In addition to the aforementioned travel cards, just about any country in the world will accept the use of major credit cards. This isn't something that you should use every day, as the handling charges could become astronomical and you run the risk of your account being blocked by a fraud investigation team who deem the sudden burst of spending in foreign climes to be suspicious, but it always pays to have a backup plan to increase your spending power if necessary. Treat credit cards more as an emergency bail-out rather than your sole use for holiday spending. Also, empty your wallet of any unnecessary cards, and rely on one only, to avoid losing everything.

Only carry the card around with you if you know you are going to use it – eliminate the possible theft. The downside of plastic being accepted everywhere is that a pickpocket will have just as much fun spending your money in Barcelona as they would in Birmingham. With the sophisticated methods of thieves these days, your card details could be passed on in a matter of moments.

Know Your Surroundings

Before you set off on your journey, discover the whereabouts of various essential facilities. Where is the closest police station? The nearest hospital? The most accessible bank, or Bureau de Change? Any of these services may become necessary at any moment, and to avoid panic it would be better to be prepared. Always tell somebody where you are going too, or better yet, do not travel anywhere alone until you are extremely comfortable with your surroundings.

Use Your Hotel Safe
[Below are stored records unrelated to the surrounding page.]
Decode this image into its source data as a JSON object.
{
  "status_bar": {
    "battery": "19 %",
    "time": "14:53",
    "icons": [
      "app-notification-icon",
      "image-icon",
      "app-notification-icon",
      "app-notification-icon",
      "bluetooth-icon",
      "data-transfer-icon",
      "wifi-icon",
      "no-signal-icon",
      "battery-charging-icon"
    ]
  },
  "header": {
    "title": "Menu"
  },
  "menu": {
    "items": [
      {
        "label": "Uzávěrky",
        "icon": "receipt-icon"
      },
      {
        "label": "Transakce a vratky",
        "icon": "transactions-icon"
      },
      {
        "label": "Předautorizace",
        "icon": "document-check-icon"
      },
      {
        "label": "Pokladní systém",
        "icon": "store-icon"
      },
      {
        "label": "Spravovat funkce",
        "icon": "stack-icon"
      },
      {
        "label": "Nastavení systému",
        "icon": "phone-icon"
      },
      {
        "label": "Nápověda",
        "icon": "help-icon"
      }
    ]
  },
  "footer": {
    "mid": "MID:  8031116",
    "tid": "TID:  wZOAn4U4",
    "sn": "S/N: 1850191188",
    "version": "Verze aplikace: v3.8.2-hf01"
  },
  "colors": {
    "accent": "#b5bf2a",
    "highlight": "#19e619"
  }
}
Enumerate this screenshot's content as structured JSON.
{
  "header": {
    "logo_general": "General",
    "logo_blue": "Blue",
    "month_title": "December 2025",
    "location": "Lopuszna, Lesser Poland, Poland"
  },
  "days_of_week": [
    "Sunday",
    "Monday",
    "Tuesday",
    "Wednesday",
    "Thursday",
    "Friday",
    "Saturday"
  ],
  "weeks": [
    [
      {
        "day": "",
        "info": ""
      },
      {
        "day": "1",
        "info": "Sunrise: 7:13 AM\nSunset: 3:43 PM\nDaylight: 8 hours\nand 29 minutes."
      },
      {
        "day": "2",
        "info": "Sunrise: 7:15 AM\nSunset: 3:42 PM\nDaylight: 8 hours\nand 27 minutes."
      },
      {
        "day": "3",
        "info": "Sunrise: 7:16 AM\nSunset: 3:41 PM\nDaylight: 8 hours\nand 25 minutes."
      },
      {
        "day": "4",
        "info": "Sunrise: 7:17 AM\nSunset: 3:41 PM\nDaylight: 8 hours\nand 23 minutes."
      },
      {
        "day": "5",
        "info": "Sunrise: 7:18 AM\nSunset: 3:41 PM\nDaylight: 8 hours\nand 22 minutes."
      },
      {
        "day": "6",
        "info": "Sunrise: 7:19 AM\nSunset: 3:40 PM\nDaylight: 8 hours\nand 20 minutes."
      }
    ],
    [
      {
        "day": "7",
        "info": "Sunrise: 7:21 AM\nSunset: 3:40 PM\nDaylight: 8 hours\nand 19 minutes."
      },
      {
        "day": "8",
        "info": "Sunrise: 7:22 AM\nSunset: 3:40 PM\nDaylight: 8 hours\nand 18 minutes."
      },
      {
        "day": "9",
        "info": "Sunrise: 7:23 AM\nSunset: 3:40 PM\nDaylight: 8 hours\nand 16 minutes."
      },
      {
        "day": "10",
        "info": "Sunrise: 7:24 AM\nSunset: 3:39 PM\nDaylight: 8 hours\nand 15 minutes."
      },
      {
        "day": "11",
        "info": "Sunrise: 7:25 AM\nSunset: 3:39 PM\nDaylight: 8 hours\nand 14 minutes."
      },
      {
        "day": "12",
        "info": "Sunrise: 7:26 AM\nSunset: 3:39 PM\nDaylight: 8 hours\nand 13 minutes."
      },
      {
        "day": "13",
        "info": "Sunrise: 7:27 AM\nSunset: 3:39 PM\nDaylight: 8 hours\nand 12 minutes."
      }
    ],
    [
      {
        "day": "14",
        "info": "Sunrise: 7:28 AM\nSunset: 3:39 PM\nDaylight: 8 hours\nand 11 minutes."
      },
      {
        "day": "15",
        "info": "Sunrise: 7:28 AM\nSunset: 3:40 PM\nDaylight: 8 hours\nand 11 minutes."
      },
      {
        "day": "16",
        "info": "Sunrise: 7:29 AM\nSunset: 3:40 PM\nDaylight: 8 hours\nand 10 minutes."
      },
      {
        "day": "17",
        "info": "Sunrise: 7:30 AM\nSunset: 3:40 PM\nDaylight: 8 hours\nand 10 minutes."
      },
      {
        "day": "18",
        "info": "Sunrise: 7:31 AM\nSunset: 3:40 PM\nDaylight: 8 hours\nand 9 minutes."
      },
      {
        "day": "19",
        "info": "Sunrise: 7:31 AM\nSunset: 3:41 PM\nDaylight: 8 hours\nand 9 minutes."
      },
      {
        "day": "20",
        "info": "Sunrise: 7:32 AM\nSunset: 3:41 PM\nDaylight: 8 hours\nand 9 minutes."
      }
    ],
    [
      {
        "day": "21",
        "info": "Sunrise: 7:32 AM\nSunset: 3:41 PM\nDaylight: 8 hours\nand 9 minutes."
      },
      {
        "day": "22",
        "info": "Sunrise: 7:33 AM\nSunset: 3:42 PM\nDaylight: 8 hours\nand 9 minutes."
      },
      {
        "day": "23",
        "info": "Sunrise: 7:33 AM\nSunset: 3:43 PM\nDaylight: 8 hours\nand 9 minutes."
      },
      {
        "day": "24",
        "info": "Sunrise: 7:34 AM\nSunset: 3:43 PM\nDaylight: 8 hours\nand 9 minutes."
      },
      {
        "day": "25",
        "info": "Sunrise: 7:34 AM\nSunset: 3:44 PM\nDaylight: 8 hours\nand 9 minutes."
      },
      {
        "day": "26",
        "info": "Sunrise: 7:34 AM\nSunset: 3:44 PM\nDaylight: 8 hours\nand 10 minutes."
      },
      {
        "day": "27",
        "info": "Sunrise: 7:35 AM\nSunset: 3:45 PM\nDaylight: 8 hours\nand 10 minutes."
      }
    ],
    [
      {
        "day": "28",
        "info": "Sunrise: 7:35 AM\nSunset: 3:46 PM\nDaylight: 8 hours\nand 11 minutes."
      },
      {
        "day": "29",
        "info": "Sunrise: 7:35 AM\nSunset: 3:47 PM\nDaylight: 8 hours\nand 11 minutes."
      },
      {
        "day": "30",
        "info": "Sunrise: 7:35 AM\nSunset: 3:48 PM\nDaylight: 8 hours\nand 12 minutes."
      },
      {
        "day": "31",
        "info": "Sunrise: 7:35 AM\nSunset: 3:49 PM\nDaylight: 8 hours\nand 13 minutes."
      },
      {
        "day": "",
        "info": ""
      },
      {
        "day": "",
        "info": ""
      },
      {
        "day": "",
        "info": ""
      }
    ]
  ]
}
There is no need to wander the streets of an overseas city with your passport in your pocket. The risks of losing this vital document considerably outnumber the potential rewards of doing so, and few things sour a holiday faster than a long wait in the local embassy.

Any hotel worthy of your time will provide a secure, lockable safe in your room or in their admin area, so be sure to use it to store your passport, excess cash if you have any, credit cards that need only be used in an emergency, travel documentation such as boarding passes, and maybe even your mobile phone. Having a smartphone with all bells and whistles may come in handy, but it's probably just as sensible to invest in a cheap and basic Pay as You Go model for while out and about, reducing the problems you'll face if it's lost or broken.   

Learn How to Get Around

We all like to engulf ourselves in local culture while abroad and using a new city's train and bus services can be a cost-effective and education method of getting around. However, be sure to learn which stations, stops and areas are safe before blindly boarding a public transport system, especially at night.

Also, be sure to plan your journey appropriately. If you are leaving the city limits you may find that services become less frequent or stop altogether, so don’t just assume that all transport is available at all times; memorise timetables, and make sure that you not visiting during a public holiday that you have not factored into consideration.

Equally, it's always advisable to book a taxi in advance if you plan on using such a vehicle – preferably from a service recommended by your hotel – and to agree a price in advance. Unlicensed and unethical chauffeur services are a worldwide concern, and you could find yourself in a sticky situation if you are at the unexpected mercies of such an individual.

Learn Some of the Language

As well as being good manners, speaking a few key phrases of a foreign language could also save your life. If the country you are visiting speaks a different native language to you, do you know how to ask for help or directions? To report an unfortunate situation that may have befallen you? There's no need to be fluent, but a selection of important expressions could be the difference between safety and danger

Written by Bev W